Take the most common preventable cause of stillbirth: placental insufficiency. It can be screened for, but, as study author Robert Silver, professor of obstetrics and gynecology at the University of Utah Health Sciences Center, says, the tests to screen women for problems of the placenta are not as sensitive as they should be — and this for women who actually receive care.

“The problem, right now, is that our methods for screening for the placenta not working are relatively crude,” he said. “And they’re not very precise … so what we have to do is focus on developing better tests.”

We also have to focus on helping women who are smoking or doing drugs — with compassion, with kindness, and with understanding rather than judgment.

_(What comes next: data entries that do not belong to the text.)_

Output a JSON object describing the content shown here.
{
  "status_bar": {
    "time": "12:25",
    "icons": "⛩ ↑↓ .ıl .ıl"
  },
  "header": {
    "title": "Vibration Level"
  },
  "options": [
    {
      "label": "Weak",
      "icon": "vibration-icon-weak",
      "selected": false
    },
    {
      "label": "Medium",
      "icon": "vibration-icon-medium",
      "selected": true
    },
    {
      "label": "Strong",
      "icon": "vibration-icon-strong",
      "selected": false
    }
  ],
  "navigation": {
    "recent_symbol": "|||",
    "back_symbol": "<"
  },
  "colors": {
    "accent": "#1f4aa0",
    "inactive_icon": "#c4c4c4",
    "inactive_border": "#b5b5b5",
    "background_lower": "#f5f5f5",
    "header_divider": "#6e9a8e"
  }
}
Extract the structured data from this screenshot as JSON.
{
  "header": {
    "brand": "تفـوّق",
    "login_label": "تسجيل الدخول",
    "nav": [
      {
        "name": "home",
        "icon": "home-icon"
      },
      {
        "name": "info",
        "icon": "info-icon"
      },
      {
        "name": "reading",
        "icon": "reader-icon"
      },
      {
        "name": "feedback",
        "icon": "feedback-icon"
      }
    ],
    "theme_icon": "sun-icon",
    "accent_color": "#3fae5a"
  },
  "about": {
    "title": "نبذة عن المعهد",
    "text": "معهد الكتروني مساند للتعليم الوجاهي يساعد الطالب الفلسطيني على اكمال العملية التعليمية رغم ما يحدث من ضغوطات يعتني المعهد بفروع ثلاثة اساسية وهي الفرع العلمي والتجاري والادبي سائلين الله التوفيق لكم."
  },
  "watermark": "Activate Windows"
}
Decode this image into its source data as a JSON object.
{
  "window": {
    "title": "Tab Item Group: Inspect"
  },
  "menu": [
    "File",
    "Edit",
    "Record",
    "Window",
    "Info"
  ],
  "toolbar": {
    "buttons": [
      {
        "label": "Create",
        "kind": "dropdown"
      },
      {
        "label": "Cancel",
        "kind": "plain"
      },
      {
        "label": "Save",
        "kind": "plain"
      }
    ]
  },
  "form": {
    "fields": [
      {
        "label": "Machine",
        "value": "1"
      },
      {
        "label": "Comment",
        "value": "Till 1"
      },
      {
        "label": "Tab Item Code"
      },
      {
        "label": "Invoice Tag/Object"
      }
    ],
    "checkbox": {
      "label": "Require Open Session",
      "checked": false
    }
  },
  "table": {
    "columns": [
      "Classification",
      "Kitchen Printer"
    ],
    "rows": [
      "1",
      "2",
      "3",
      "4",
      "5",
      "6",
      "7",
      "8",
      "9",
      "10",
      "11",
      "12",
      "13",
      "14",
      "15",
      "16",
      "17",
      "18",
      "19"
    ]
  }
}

Another two major causes of preventable stillbirths are maternal hypertension (high blood pressure) and diabetes — both of which are very treatable (or preventable) with things like diet, exercise, and medication. I was a severe gestational diabetic, and my son was born with zero complications. I also received excellent prenatal care and knew enough to insist on a test at 12 weeks gestation, far earlier than most women get it, because I knew the signs. I was on immense amounts of insulin by the end of my pregnancy. If I hadn’t had prenatal care, my son may not have made it. And his death would have been 100% preventable.

We also need to level the playing field. According to the Huffington Post, the stillbirth rate for Black women is twice that of white and Asian women — and Black women are three times more likely than white women to die during childbirth. And if you’re poor and on Medicaid, you’re more likely to have a stillbirth. It’s the old American tale of the haves and have-nots, brutally played out in the delivery room.  

It is not acceptable.

The good news is that we can fix this. Silver and his team recommends that we work on better detection for placental issues, and improvement on maternal health and delivery room complications. However, these are big problems, with lots of players, with lots of stakes. It discounts the women outside the system — and doesn’t offer them a way in, other than “get Medicaid.”

So, in the end, while it’s good to know why we have so many stillbirths, we’re left with our hands in the air, turning around and around, wondering what to do and who to help first. How do you triage when every death is equally preventable?